Review – Brink
Here’s Brink‘s story in a nutshell: Set in the near future, the completion of a man-made, floating continent called the Ark had the world celebrating. But that celebration was cut short as the Earth’s waters slowly rose. Tens of thousands of refugees began settling in, and it quickly became apparent the Ark could not sustain these numbers. It’s been twenty-five years, and with the Ark’s renewable resources fading, the island has been thrown into chaos. Not only are the high-tech machines failing, but a civilian resistance has formed to take over the Ark and use the last remaining power to search for any other human life. They just have to get through the Security forces first.
Brink is a first person, class-based, action shooter that sets itself around other class-based shooters like Battlefield or Team Fortress. But what makes Brink stand out is that it places more of an emphasis on completing objectives than just simply attacking the other team and see who gains the most points. In a “Beat the Clock” gameplay, objectives can vary from “Blow up this Door” to “Escort this Person to Extraction,” while the opposing side has the exact opposite objectives. While you do get to shoot the other team, mission objectives give a real sense of teamwork and breaks the monotony of combat. And if you forget what your mission objective is, don’t worry! Instead of navigating a pause menu to look at your objectives, Splash Damage maps a button on your controller to pull up a selection wheel that points you in the direction of said objective.
There are four character classes to play in Brink: Soldier, Medic, Engineer, and Operative. Just like every other class combat game, Soldiers hand out ammo and can set up explosive charges, Medics heal and revive characters, Engineers build turrets and can disable bombs and mines, and Operatives can hack databases and disguise themselves as an enemy player. Brink also introduces an experience system that will unlock further abilities for each class that players can choose from and equip. Players are rewarded experience points for completing objectives, helping out an ally, or just simply hitting an enemy. It should also be noted that characters can be fully customized. There has been a lot of negative debate about this, but customizing your character makes you stand out, especially when playing with friends in competitive/cooperative multiplayer. A green mohawk or bright orange vest makes you stand out to other players so at-a-glance they know it’s you and not an enemy.
Brink also introduces an interesting feature called SMART: Smooth Movement Across Random Terrain. While holding your sprint button, you can easily perform parkour-style feats,such as sliding into cover, climbing up walls, or running along a wall to get to the next platform. While easy and great, sometimes the map is just too cluttered to use this style, or can just be confusing on where to go to next that it tries to force players to use this system. Other times you’re indoors without any clutter, which makes the SMART system just not seem that important.
Brink’s campaign, though short, can be played off line or online with seven other players against the computer. Slight problem: the maps and objectives are exactly the same in 8-on-8 as they are in the single player. So if you know the map, then you know the objectives; they don’t change.

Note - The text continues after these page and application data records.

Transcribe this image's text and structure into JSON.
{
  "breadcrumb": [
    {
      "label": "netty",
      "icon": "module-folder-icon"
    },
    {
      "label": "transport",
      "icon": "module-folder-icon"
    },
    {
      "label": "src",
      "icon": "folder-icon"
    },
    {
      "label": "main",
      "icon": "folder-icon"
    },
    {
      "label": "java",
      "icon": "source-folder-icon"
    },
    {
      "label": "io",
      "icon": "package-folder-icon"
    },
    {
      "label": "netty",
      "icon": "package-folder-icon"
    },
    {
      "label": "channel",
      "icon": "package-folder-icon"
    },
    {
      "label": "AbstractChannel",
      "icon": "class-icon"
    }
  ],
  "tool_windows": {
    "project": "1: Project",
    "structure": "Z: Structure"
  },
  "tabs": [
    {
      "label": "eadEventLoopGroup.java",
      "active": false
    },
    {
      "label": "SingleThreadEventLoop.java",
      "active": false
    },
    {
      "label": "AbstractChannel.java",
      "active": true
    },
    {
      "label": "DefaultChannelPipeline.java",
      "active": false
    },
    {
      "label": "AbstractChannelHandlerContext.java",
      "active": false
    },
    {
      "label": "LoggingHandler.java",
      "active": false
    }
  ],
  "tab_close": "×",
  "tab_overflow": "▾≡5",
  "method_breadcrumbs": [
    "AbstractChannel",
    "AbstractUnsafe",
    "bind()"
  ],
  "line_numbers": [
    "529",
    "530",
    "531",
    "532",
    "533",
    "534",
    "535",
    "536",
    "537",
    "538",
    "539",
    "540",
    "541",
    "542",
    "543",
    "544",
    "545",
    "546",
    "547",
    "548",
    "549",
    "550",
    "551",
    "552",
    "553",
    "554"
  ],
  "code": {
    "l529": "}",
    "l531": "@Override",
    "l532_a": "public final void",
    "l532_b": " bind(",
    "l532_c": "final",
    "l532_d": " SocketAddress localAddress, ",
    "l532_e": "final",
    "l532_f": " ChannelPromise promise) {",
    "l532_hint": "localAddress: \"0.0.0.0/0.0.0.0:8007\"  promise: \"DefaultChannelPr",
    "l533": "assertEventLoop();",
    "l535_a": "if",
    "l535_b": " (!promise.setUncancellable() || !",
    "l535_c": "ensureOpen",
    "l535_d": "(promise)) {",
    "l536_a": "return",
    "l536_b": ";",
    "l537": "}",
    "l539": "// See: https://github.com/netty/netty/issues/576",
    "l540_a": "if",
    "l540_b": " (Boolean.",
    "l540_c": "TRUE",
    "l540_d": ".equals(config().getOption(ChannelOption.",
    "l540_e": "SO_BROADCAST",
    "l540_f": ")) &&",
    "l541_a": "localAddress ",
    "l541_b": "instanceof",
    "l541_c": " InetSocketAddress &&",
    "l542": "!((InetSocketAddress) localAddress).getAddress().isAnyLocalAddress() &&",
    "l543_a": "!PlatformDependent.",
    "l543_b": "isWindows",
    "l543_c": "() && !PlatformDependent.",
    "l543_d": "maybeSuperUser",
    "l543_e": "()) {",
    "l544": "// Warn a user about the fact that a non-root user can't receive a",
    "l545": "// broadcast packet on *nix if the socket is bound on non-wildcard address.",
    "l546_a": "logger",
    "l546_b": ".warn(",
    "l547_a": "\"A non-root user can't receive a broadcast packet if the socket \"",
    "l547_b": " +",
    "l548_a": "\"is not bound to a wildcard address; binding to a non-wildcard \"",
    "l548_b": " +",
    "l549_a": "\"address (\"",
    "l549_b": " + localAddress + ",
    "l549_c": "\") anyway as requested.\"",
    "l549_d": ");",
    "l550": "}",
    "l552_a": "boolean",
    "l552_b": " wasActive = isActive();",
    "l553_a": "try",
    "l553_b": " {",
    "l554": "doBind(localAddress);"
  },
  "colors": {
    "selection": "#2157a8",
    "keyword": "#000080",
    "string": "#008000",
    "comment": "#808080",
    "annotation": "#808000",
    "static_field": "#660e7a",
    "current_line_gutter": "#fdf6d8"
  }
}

As the player levels up and gains new abilities, the computer will match the player’s level and abilities, which will always make the game a challenge. The problem with this is if you’re soloing, or not with a full team of friends, your friendly NPCs don’t have the same intelligence as the enemy NPCs. It’s almost as if the enemy AI is working on his Master’s Degree while your friendly AI sits in the corner eating paste. Teamwork is crucial in Brink, but when your friendly AI starts shooting walls and walking into crates, completing objectives can be frustrating.
Then again, if you’re playing with a full team of friends, the enemy AI is simply too difficult. No matter how stealthy you try to be, the enemy AI will always know exactly where you are. If you try to take up a sniper position, they’ll snipe you first with their shotguns. It’s not impossible to beat the computer, but it sure seems that way at times.
There also an issue with verbally communicating with other team members. Brink follows Battlefield’s School of Communication: you can only voice chat with your squadmates. But if you happen to be a lone wolf on a team, while the other team has, say, five friends, you won’t be able to talk with them. This works for Battlefield, considering there’s massive groups of people all battling each other at once. But in a game with only sixteen players total, being segregated from other players isn’t fun nor helpful.
Another problem are the respawn zones aren’t accurately noted nor can you choose to respawn at command posts. One objective you have throughout the campaign is to take over command posts that can either boost your health or give you an extra gadget slot. But they don’t actually act as a respawn zone. If your team makes it to the end of the map, try not to die; you won’t respawn anywhere there them.
All negativity aside, Brink is a great first person, class-based, action shooter. It has the potential to grow and rank itself in the Top 20 games of this year. They just have a couple kinks to iron out and level out the AI to be fair on both sides of the battlefield. If you’re into team-based shooters like Battlefield and Team Fortress 2, look past the negativity and give Brink a chance.Review - Brink,